■ **Directions**
All records, minus the pictures: write them out exactly.

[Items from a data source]
+ + + + +

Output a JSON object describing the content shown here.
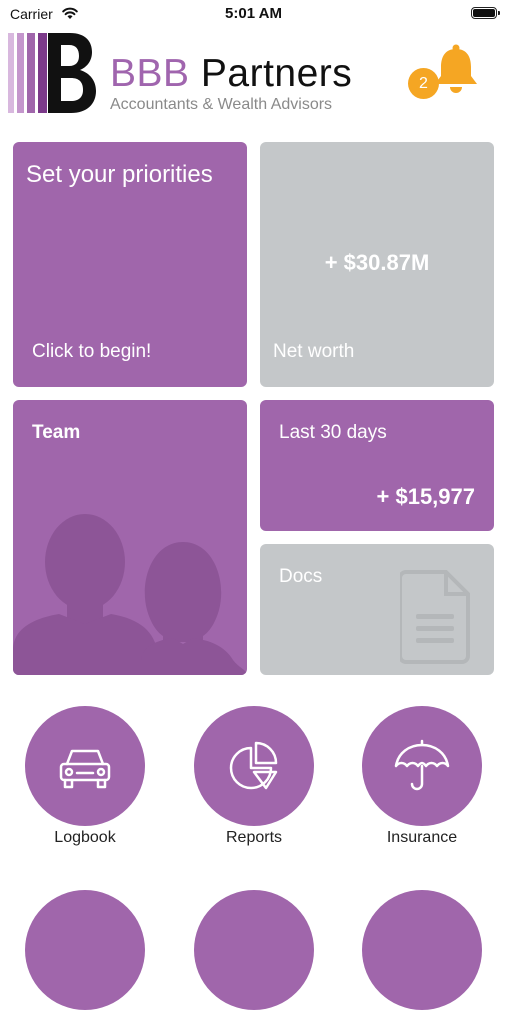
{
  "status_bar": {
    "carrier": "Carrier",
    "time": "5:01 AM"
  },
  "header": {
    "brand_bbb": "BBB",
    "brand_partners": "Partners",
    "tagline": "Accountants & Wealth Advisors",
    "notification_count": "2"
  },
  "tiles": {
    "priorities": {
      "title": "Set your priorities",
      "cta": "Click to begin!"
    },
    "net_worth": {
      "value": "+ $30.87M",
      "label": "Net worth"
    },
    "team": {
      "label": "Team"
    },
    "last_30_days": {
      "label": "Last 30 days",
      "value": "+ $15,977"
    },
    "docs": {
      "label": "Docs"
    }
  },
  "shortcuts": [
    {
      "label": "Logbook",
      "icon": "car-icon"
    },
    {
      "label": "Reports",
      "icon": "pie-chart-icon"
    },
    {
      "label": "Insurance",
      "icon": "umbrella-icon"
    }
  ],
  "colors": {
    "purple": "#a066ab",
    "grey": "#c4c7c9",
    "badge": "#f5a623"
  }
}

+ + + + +

■ **Response**
Output a JSON object describing the content shown here.
{
  "status_bar": {
    "carrier": "Carrier",
    "time": "5:01 AM"
  },
  "header": {
    "brand_bbb": "BBB",
    "brand_partners": "Partners",
    "tagline": "Accountants & Wealth Advisors",
    "notification_count": "2"
  },
  "tiles": {
    "priorities": {
      "title": "Set your priorities",
      "cta": "Click to begin!"
    },
    "net_worth": {
      "value": "+ $30.87M",
      "label": "Net worth"
    },
    "team": {
      "label": "Team"
    },
    "last_30_days": {
      "label": "Last 30 days",
      "value": "+ $15,977"
    },
    "docs": {
      "label": "Docs"
    }
  },
  "shortcuts": [
    {
      "label": "Logbook",
      "icon": "car-icon"
    },
    {
      "label": "Reports",
      "icon": "pie-chart-icon"
    },
    {
      "label": "Insurance",
      "icon": "umbrella-icon"
    }
  ],
  "colors": {
    "purple": "#a066ab",
    "grey": "#c4c7c9",
    "badge": "#f5a623"
  }
}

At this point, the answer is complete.